**WHAT THE EXERCISE ASKS:** An exact copy of each record is required.
==============================
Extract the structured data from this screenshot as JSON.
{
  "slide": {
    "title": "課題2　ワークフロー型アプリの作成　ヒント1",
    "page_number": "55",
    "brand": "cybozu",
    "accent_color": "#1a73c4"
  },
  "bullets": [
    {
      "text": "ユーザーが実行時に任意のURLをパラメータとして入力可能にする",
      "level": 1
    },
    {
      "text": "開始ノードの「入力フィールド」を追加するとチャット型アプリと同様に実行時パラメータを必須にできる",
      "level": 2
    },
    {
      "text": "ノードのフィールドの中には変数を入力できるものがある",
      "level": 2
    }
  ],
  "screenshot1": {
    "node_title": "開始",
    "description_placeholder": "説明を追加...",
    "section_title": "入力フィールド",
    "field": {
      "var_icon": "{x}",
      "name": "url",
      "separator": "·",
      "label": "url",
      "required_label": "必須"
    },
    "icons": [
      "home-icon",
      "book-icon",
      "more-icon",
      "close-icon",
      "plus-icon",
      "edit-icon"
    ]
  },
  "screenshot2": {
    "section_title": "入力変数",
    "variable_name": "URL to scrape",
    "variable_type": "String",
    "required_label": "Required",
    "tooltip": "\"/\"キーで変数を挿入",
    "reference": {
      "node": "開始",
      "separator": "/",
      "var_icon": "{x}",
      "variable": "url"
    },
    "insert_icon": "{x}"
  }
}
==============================
**COMPLETED TASK:**
Extract the structured data from this screenshot as JSON.
{
  "slide": {
    "title": "課題2　ワークフロー型アプリの作成　ヒント1",
    "page_number": "55",
    "brand": "cybozu",
    "accent_color": "#1a73c4"
  },
  "bullets": [
    {
      "text": "ユーザーが実行時に任意のURLをパラメータとして入力可能にする",
      "level": 1
    },
    {
      "text": "開始ノードの「入力フィールド」を追加するとチャット型アプリと同様に実行時パラメータを必須にできる",
      "level": 2
    },
    {
      "text": "ノードのフィールドの中には変数を入力できるものがある",
      "level": 2
    }
  ],
  "screenshot1": {
    "node_title": "開始",
    "description_placeholder": "説明を追加...",
    "section_title": "入力フィールド",
    "field": {
      "var_icon": "{x}",
      "name": "url",
      "separator": "·",
      "label": "url",
      "required_label": "必須"
    },
    "icons": [
      "home-icon",
      "book-icon",
      "more-icon",
      "close-icon",
      "plus-icon",
      "edit-icon"
    ]
  },
  "screenshot2": {
    "section_title": "入力変数",
    "variable_name": "URL to scrape",
    "variable_type": "String",
    "required_label": "Required",
    "tooltip": "\"/\"キーで変数を挿入",
    "reference": {
      "node": "開始",
      "separator": "/",
      "var_icon": "{x}",
      "variable": "url"
    },
    "insert_icon": "{x}"
  }
}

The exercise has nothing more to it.